 As shown in FIG. 4, in the FET circuit 16 there is provided a source-drain bias voltage source, VSD, and at least one circuit parameter measurement device, e.g., a current amplifier 17. When a potential difference is applied between the two solution reservoirs 70, 72, an electric field is established across the nanopore that drives an electrically charged solution through the nanopore by electrophoresis. As explained above, molecules in the solution, e.g., a DNA strand 22, translocate through the nanopore as a result of the driving force between the reservoirs. The charge and dipoles of the DNA or other molecules or molecular components cause a change in conductance of the channel region 44 that is directly attributable to the one or more molecules or molecular components in the nanopore at a given time. As explained above, with selection of the thickness of the channel region material, as few as one molecule or molecular component can be singly and controllably translocated through the nanopore. The FET circuit parameters correspondingly change as a result of the conductance change due to molecular translocation, and are sensed by the current amplifier or other device or system.
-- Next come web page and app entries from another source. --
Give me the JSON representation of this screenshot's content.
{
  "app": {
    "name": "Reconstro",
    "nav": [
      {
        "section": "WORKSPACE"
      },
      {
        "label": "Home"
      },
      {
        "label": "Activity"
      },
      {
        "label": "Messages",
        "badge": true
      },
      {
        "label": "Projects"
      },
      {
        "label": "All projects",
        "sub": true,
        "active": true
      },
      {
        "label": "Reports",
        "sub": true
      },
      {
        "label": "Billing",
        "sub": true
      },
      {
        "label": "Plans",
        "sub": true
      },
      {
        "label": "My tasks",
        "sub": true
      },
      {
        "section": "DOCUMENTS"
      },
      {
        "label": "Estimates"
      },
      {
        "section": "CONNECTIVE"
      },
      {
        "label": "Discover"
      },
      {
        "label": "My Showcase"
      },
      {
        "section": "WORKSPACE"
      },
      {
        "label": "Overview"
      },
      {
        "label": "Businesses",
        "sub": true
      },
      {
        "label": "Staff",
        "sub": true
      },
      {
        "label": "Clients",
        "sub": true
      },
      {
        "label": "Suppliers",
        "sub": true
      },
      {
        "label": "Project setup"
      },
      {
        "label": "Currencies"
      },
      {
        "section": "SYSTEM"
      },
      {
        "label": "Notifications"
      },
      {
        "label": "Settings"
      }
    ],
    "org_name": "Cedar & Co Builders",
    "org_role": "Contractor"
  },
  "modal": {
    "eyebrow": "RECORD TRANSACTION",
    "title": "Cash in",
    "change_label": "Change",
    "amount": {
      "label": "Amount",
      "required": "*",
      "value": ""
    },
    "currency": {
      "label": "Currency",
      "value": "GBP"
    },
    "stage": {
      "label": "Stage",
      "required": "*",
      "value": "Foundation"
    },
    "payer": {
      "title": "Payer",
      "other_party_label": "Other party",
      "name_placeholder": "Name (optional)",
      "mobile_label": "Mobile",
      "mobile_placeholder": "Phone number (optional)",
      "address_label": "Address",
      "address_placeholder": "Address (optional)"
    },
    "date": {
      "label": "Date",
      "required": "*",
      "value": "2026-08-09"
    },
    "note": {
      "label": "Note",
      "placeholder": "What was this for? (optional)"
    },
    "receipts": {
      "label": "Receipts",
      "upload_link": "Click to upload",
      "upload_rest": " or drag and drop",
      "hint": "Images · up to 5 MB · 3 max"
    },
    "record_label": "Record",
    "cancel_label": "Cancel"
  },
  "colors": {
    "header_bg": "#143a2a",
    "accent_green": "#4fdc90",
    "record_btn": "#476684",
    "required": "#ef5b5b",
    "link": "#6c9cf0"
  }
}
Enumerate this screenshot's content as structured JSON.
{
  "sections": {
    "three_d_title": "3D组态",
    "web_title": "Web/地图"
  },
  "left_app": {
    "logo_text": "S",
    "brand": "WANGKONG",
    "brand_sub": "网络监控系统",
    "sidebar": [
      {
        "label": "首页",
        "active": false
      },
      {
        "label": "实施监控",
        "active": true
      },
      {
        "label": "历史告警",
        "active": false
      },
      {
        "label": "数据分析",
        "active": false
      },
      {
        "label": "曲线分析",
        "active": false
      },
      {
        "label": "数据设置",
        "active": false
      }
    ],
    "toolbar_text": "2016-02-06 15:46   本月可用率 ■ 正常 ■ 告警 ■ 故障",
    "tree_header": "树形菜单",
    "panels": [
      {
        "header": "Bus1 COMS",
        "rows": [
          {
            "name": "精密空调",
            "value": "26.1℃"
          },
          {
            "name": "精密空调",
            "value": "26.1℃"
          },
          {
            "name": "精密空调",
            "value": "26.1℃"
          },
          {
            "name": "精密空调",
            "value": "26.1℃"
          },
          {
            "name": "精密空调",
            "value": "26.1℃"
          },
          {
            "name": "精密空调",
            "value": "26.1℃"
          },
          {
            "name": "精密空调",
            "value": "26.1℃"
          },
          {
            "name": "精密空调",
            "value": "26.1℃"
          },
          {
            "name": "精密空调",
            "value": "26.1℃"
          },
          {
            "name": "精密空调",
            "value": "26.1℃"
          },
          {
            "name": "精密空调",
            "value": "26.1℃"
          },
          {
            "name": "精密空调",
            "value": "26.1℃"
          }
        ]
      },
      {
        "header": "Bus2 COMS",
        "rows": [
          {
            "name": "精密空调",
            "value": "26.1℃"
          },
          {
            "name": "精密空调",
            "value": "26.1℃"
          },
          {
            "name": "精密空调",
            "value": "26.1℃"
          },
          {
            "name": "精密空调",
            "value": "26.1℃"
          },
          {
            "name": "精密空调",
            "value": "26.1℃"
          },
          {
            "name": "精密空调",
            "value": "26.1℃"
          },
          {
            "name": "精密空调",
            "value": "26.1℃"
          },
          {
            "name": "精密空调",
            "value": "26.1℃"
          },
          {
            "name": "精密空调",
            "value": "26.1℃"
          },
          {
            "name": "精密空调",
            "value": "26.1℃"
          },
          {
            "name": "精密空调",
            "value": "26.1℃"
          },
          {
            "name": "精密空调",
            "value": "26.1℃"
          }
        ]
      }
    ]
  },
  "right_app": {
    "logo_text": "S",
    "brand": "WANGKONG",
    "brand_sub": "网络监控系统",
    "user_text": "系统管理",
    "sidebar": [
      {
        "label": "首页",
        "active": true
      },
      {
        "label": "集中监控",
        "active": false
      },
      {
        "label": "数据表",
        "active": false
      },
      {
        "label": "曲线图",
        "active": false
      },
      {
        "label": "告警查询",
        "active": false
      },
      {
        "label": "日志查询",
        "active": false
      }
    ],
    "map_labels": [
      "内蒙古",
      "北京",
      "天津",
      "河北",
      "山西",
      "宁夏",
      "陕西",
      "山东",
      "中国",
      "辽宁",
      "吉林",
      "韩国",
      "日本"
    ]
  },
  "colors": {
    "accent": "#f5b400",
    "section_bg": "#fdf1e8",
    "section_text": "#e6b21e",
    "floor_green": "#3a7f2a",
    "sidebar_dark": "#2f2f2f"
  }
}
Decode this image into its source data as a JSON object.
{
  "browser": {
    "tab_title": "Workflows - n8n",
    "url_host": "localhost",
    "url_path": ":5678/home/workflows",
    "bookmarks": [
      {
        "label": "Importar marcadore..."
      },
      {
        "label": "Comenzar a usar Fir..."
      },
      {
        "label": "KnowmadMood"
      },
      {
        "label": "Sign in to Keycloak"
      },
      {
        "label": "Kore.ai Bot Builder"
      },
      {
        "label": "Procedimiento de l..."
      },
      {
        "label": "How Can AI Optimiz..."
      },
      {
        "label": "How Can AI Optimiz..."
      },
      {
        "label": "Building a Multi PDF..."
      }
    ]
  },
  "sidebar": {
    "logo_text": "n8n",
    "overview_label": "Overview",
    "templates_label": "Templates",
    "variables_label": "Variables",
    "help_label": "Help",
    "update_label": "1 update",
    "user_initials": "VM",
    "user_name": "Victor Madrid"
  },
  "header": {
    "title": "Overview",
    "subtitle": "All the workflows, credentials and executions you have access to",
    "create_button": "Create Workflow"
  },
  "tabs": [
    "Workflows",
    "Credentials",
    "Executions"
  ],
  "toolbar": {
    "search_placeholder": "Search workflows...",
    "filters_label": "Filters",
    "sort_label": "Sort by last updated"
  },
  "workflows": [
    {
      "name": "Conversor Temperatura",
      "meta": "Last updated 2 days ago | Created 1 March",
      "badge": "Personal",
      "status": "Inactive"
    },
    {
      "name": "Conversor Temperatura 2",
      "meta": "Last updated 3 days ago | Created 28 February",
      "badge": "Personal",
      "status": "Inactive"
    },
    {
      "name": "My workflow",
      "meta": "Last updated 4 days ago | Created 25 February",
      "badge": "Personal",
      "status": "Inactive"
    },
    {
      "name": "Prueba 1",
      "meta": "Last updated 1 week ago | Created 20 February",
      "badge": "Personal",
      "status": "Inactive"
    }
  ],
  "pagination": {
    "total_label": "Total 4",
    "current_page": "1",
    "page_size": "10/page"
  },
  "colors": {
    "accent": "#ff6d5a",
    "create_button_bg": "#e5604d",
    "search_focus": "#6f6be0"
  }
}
 As explained above, multiple FET devices can be fabricated on a single support substrate, e.g., on a membrane. This configuration enables parallel, simultaneous sensing operations by multiple FET devices provided in communication with a common reservoir. For example, as shown in FIG. 5, there can be provided a molecular sensing array 75 of FET devices configured for parallel molecular analysis of a sample solution. Each device 76 in the array 75 can be configured to operate for translocation of molecules through a nanopore in the channel region or adjacent to the channel region of the device.
 With the above discussion, it is demonstrated that the FET molecular sensor of the invention enables superior resolution and sensitivity for the detection and analysis of molecules and molecular components. The resolution of the detection can be made as low as a single DNA base by employing an FET channel region material having a thickness that corresponds to the extent of a DNA base. Graphene is therefore particularly well-suited as a channel region material. The superior electrical characteristics of graphene, along with its inherent thinness, enable a graphene nanopore FET sensor to achieve molecular sensing, and gene sequencing, at very high resolution and sensitivity.
 It is recognized, of course, that those skilled in the art may make various modifications and additions to the embodiments described above without departing from the spirit and scope of the present contribution to the art. Accordingly, it is to be understood that the protection sought to be afforded hereby should be deemed to extend to the subject matter claims and all equivalents thereof fairly within the scope of the invention.
Patent applications by Charles M. Lieber, Lexington, MA US
Patent applications by Ping Xie, Needham, MA US
Patent applications by Qihua Xiong, Singapore SG
Patent applications by Ying Fang, Beijing CN
Patent applications by President and Fellows of Harvard College
Patent applications in class With detailed detection system (e.g., including a light source and a camera, etc.)
Patent applications in all subclasses With detailed detection system (e.g., including a light source and a camera, etc.)